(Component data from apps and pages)

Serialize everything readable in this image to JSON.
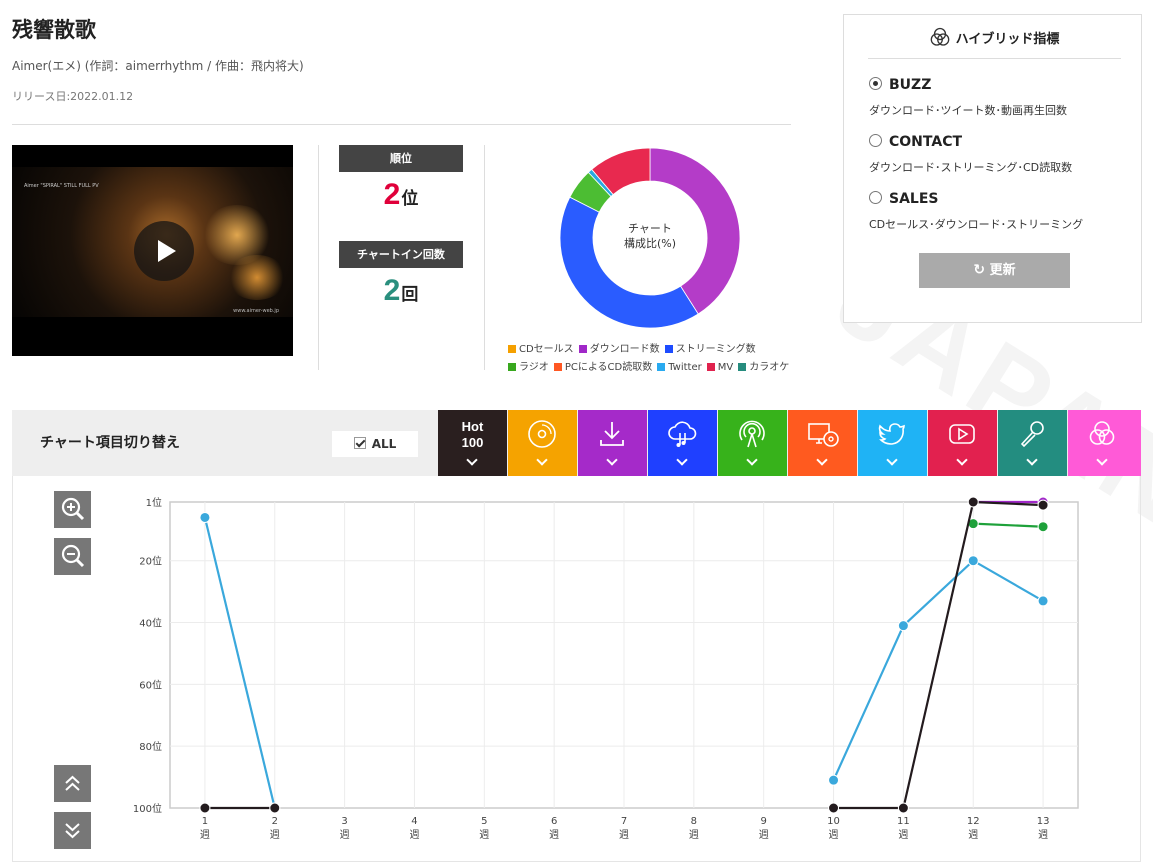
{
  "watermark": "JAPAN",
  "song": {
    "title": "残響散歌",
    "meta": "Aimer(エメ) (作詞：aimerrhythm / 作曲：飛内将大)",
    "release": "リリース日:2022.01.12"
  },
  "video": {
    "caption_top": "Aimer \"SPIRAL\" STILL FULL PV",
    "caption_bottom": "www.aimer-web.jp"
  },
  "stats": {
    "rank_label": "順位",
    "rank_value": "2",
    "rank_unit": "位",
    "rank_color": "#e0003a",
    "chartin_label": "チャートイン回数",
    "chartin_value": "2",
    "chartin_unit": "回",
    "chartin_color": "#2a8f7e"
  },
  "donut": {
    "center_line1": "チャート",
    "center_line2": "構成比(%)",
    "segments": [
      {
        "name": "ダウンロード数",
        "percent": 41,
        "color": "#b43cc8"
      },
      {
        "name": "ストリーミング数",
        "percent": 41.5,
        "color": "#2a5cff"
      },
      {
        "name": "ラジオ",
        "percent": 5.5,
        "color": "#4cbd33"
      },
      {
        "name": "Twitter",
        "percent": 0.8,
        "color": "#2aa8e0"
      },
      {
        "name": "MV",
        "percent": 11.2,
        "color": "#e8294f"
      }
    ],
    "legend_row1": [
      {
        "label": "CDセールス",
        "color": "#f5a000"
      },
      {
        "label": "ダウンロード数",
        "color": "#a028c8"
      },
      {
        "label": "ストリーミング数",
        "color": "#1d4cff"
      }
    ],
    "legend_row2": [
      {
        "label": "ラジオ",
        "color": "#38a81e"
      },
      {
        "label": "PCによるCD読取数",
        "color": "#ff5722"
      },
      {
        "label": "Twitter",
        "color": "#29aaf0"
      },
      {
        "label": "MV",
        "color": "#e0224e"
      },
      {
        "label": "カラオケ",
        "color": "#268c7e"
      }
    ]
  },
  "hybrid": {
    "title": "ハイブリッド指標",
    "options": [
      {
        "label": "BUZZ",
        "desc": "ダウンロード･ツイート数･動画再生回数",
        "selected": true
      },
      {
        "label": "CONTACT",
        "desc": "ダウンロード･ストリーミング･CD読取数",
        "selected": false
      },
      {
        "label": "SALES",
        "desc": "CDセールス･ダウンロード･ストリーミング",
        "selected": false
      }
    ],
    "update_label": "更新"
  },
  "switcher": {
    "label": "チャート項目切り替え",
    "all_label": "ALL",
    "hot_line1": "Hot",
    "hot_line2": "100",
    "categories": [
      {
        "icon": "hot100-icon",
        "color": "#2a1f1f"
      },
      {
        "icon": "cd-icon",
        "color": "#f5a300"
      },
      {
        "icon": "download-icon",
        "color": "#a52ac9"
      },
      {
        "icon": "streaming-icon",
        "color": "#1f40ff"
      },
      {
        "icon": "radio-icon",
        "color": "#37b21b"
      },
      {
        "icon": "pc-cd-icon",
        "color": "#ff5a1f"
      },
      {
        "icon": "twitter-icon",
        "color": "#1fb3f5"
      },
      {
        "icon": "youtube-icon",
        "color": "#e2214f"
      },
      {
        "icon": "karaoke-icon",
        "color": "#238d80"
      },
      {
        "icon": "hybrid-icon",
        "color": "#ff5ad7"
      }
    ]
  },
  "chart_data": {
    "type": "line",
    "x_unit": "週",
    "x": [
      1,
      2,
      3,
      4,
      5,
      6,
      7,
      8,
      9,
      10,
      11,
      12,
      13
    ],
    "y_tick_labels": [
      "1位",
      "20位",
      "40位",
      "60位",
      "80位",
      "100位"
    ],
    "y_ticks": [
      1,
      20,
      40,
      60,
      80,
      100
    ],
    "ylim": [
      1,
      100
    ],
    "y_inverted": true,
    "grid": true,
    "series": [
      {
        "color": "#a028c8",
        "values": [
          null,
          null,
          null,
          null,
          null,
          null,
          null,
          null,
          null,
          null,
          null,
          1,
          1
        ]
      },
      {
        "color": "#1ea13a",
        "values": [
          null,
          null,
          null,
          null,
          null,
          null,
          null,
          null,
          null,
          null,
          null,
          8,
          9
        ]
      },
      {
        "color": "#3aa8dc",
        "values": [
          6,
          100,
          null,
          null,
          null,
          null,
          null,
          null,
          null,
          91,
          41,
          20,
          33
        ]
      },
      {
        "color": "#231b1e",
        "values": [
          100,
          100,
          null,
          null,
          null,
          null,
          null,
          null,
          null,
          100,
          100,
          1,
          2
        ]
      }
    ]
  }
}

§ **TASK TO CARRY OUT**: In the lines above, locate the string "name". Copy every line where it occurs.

§ **REPLY TO THE TASK**:
        "name": "ダウンロード数",
        "name": "ストリーミング数",
        "name": "ラジオ",
        "name": "Twitter",
        "name": "MV",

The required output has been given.